#3. Every orca is a carnivore. They typically prefer to eat fish, but aren’t afraid to go catch a seal from time to time. They tend to co-exist with sharks, but aren’t afraid to attack one if they are hungry or need to defend one of their young.

#4. Orcas are very social creatures. The pods are always headed by the oldest female of the group. It takes a minimum of three orcas to form a pod, but there isn’t a maximum number that is currently known. Researchers have observed orca pods that number in the hundreds. This makes it possible for a pod to consist of up to five generations of the same family.

#5. An orca has incredible hearing. Like many sea creatures, they practice echolocation as part of their hunting process. This allows them to have better hearing than a bat. They also have a strong sense of sight, but are not believed to possess the sense of smell.

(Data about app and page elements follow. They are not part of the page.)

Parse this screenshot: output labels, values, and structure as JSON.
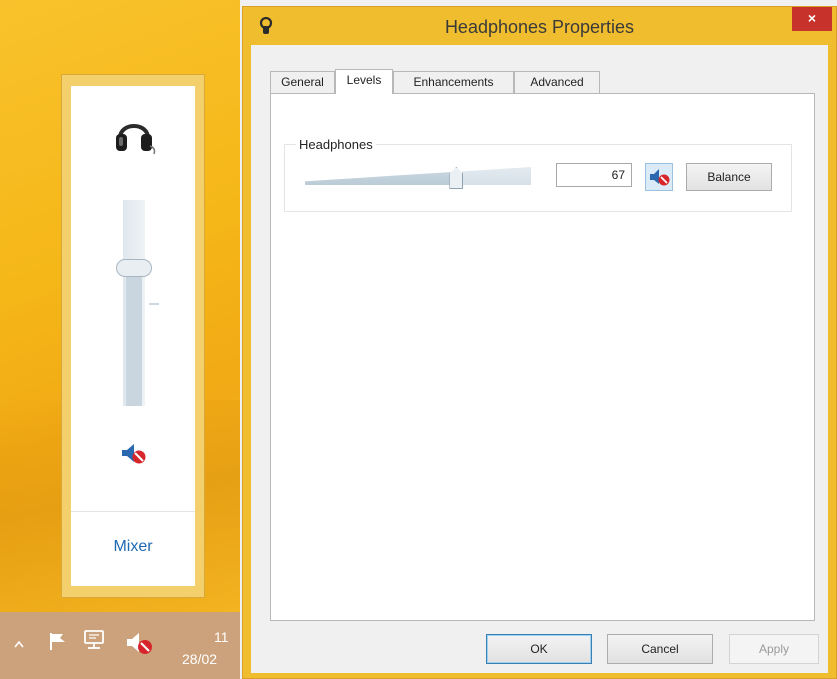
{
  "flyout": {
    "volume_percent": 67,
    "mixer_label": "Mixer",
    "icons": [
      "headphones-icon",
      "speaker-muted-icon"
    ]
  },
  "taskbar": {
    "icons": [
      "show-hidden-icons-chevron",
      "action-center-flag-icon",
      "network-icon",
      "speaker-muted-icon"
    ],
    "clock_time": "11",
    "clock_date": "28/02"
  },
  "dialog": {
    "title": "Headphones Properties",
    "close_label": "×",
    "tabs": [
      {
        "label": "General",
        "active": false
      },
      {
        "label": "Levels",
        "active": true
      },
      {
        "label": "Enhancements",
        "active": false
      },
      {
        "label": "Advanced",
        "active": false
      }
    ],
    "levels": {
      "group_label": "Headphones",
      "value": "67",
      "value_max": 100,
      "balance_label": "Balance",
      "muted": true
    },
    "buttons": {
      "ok": "OK",
      "cancel": "Cancel",
      "apply": "Apply"
    }
  },
  "colors": {
    "desktop_accent": "#f5b718",
    "close_red": "#c7322b",
    "link_blue": "#1f69b3",
    "mute_red": "#d6262b"
  }
}
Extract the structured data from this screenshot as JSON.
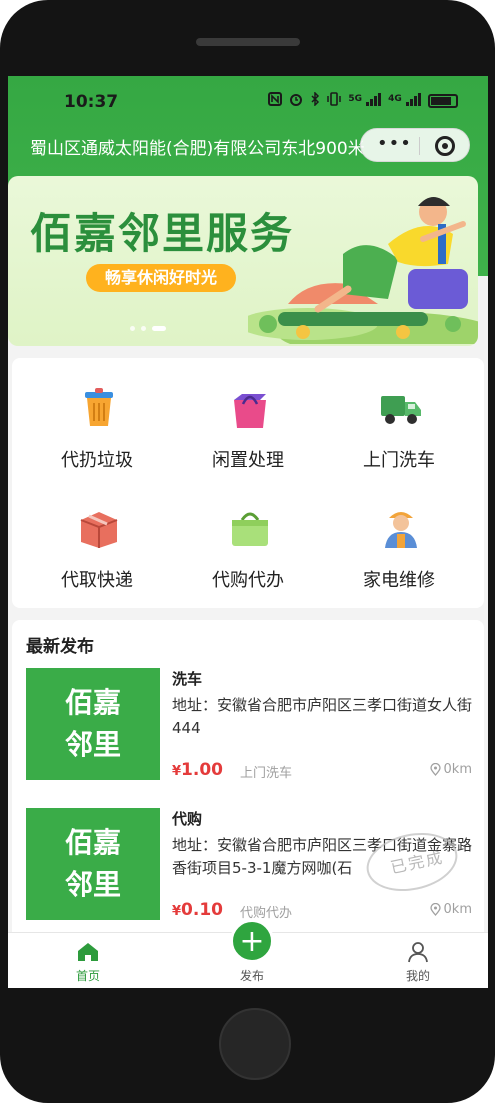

#6. Orcas have one of the most complex languages in the animal kingdom. Like other dolphins, they produce clicks and whistles, but they make other sounds as they communicate as well. Orcas have been observed snapping their jaws and creating a popping sound in the bass frequencies. Each pod has a unique call as well, which is taught to their young soon after birth.

#7. The orca brain never completely shuts down. Half of their brain sleeps at a time, allowing the orca to be able to surface in order to breathe.

Live Orca Killer Whale Cams

There are currently more than 50 orcas that are held in captivity in the world today. About half of them were captured in the wild. Several countries have passed laws which prohibit holding orcas in captivity. These are the top web cams which can help you see how orcas live in the wild.

View Cracroft Point Surface Killer Whale Webcam.

View OrcaLab: Hanson Island Killer Whale Cam.

One of the top locations to view orcas in the wild is in Puget Sound, Washington.